• **ABOUT THIS TASK**:
Within the records below, find each line that holds the string "photo", then copy it.

• **MATERIAL PROVIDED**:
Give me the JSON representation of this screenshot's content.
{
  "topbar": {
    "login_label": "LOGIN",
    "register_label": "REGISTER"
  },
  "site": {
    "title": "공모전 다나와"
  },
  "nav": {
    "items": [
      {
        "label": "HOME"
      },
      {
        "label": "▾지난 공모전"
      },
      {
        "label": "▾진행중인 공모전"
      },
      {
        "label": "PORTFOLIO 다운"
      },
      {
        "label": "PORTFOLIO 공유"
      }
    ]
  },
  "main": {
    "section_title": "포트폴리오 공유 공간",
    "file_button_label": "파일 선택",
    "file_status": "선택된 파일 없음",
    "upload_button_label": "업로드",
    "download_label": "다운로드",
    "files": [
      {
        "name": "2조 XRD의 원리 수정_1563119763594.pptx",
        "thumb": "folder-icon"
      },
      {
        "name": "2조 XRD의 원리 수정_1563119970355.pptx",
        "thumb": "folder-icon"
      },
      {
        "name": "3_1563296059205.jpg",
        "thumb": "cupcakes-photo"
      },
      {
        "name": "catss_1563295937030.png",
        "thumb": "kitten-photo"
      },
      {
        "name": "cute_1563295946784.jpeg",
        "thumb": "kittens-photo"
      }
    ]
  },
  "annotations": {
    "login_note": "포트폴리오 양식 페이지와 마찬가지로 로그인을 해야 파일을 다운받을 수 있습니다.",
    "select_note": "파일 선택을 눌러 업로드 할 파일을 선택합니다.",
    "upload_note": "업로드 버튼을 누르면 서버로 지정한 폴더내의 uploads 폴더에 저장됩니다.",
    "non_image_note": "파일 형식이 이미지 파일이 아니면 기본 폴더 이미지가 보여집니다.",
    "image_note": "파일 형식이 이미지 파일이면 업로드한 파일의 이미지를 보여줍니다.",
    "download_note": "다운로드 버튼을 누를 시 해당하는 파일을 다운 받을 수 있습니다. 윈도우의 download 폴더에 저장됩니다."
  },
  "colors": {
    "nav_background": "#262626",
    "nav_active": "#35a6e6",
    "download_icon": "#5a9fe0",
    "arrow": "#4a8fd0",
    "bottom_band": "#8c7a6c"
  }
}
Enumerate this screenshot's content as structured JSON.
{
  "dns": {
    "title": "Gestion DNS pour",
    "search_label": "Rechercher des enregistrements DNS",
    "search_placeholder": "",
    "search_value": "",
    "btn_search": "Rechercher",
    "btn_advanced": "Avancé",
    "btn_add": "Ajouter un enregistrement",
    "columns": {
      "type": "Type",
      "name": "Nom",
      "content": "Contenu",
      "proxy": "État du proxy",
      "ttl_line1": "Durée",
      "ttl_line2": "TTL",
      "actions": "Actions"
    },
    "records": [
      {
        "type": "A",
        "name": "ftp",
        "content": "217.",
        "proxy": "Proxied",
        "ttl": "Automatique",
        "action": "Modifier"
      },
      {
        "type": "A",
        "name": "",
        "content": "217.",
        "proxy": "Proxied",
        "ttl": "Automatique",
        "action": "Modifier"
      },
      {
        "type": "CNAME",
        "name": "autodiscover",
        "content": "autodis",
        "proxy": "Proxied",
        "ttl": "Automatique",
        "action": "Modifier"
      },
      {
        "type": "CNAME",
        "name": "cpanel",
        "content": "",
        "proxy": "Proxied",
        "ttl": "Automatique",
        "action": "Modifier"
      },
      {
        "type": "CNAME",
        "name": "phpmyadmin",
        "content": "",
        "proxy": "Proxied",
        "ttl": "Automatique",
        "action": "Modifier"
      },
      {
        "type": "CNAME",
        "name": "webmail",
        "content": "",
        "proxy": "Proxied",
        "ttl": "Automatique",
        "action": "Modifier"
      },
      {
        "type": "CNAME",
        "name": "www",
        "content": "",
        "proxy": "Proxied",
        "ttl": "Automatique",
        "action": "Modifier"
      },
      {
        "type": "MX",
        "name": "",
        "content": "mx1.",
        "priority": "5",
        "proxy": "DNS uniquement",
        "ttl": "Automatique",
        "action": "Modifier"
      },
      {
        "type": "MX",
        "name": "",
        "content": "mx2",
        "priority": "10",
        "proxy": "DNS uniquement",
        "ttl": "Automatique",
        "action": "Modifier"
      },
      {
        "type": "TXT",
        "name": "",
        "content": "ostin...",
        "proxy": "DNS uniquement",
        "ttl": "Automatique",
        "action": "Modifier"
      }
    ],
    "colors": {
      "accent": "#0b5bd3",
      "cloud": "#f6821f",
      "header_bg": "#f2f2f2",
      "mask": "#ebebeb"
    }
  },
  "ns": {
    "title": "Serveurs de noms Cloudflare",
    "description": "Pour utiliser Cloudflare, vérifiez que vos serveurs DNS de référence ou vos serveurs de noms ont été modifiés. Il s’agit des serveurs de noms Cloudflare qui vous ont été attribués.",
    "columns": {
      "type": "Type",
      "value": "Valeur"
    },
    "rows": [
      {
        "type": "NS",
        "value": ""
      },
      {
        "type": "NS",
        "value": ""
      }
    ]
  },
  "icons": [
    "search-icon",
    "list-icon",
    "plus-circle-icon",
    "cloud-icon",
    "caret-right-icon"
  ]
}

• **ANSWER SECTION**:
        "thumb": "cupcakes-photo"
        "thumb": "kitten-photo"
        "thumb": "kittens-photo"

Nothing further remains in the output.